It didn’t ebb the festive ambiance within the Aquarius, however as Canada treated the crowd of CCR apparel-clad fans to an offering from a forthcoming album, the cowboy-tuned “Rosalie.” The band rolled through favorites like the rowdy “Hammer Down,” “Anywhere but Here” and “Deal,” until Canada gave into the urge to comment on the Aquarius’ unconventional stage set-up. “I gotta admit that sometimes it’s kinda weird when you’re right f**king there,” he noted.

He went on to treat the crowd to “something old” by Dave Miller after relating how the band “used to listen to a lot of country until they started smoking a lot of pot,” though he might have confused the classic Vern Gosdin number “Set ‘Em Up Joe” for a much older tune.

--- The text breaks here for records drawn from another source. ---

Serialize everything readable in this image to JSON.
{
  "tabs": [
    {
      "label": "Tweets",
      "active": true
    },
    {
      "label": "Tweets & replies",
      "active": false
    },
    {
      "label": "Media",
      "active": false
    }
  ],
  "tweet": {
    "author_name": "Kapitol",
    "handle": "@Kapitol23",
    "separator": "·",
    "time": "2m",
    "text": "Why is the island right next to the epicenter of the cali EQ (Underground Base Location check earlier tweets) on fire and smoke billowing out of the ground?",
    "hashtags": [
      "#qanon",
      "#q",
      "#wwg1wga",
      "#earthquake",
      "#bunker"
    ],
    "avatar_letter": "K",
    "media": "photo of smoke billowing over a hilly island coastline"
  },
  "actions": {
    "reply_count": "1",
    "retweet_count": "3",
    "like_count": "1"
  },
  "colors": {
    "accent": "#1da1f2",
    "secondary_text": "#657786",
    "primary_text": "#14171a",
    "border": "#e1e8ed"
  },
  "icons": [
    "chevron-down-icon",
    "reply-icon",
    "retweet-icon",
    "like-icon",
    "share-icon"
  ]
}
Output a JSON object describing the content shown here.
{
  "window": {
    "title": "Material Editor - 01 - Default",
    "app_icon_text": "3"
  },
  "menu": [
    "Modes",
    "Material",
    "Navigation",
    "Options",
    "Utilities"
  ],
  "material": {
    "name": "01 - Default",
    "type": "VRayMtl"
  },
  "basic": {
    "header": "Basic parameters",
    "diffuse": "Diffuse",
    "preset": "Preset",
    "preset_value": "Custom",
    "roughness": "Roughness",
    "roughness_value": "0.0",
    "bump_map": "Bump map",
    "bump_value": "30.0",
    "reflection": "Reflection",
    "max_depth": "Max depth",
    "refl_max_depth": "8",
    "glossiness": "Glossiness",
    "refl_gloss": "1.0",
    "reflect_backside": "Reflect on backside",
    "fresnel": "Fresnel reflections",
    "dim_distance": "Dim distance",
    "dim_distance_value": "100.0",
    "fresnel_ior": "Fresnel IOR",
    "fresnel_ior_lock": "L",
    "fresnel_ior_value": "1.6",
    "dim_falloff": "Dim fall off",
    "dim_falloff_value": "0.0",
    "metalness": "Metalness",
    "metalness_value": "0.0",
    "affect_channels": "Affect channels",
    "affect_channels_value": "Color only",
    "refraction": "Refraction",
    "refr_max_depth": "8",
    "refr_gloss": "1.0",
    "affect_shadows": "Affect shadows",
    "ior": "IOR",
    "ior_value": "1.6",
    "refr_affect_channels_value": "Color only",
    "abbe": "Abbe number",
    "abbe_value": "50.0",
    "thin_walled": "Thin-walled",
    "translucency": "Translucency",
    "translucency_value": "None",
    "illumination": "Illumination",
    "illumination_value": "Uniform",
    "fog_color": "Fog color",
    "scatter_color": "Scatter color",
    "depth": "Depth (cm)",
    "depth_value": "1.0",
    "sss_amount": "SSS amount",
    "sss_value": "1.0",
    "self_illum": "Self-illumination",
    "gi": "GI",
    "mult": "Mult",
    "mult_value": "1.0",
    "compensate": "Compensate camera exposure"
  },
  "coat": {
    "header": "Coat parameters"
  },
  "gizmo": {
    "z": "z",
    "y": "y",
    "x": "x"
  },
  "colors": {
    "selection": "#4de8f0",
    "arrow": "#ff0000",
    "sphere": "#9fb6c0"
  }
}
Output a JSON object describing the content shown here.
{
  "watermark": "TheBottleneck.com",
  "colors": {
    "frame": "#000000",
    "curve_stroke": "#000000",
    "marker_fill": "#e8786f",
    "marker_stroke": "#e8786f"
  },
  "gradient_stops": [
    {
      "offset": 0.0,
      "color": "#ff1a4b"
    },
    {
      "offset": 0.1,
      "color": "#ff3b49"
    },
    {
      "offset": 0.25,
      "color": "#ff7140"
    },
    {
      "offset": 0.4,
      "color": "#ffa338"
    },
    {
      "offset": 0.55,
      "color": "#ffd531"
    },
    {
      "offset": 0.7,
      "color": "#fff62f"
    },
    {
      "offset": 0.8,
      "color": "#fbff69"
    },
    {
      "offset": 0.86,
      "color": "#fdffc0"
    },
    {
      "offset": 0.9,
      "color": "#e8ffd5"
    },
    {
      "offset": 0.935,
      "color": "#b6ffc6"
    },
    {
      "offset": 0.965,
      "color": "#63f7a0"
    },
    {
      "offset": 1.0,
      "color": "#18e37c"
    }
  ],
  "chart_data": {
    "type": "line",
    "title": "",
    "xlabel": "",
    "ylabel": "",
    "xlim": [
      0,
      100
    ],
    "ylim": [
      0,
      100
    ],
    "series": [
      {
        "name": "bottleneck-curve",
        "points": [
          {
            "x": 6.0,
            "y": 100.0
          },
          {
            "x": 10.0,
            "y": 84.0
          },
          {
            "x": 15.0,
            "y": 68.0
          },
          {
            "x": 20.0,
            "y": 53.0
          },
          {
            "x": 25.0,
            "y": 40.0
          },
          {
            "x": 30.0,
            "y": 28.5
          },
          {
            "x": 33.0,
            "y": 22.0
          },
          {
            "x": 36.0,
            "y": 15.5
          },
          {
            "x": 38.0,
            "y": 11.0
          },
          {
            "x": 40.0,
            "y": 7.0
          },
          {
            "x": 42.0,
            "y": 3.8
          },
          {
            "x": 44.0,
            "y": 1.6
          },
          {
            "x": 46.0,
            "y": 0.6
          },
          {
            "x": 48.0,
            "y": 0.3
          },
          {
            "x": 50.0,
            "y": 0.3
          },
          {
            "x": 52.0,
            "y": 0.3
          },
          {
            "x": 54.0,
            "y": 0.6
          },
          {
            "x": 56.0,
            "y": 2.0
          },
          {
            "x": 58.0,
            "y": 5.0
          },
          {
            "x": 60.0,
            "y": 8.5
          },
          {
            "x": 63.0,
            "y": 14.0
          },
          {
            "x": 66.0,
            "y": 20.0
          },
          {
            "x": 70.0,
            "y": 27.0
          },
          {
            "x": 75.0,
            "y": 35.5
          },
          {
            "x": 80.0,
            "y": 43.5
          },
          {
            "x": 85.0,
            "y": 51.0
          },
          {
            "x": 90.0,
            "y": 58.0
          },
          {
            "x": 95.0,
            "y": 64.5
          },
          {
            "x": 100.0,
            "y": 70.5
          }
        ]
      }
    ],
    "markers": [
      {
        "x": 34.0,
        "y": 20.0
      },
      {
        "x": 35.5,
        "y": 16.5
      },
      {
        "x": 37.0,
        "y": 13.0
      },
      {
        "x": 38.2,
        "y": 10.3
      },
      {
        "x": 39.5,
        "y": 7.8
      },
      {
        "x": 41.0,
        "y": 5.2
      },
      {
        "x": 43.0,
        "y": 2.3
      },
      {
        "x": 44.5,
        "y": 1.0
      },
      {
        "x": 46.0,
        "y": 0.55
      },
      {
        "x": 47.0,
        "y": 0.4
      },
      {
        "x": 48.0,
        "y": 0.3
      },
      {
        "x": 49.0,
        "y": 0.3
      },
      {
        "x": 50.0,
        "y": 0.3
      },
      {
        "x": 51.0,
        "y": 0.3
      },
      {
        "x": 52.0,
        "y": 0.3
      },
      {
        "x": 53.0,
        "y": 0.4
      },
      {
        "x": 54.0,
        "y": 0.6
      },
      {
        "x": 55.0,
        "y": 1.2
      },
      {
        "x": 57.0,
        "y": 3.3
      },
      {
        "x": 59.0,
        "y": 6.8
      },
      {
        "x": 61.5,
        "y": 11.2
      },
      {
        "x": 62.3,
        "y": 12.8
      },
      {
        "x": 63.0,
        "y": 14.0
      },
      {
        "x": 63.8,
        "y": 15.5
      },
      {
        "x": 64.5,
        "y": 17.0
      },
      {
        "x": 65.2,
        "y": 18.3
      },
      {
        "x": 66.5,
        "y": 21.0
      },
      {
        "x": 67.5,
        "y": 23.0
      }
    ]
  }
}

Braun made his reappearance on fiddle in support of Cross Canadian Ragweed as the band unplugged for a decidedly mellower third act, punctuated by an unconventional cover of Willie Nelson’s “Me and Paul” and a fiddle tease of “Jingle Bells” to introduce “Blue Bonnets.” Bearing in mind the liberal sixer sales policy maintained by the Aquarius, it made perfect sense for the band to once again close the night out on its regular show finisher. No other song could have done the justice that the hilarious Todd Snider hangover ballad “Late Last Night” did, as it was going to clearly speak for the dozens there sporting spent beer cases as caddies for the dozen unopened beers they bought at the bar come morning.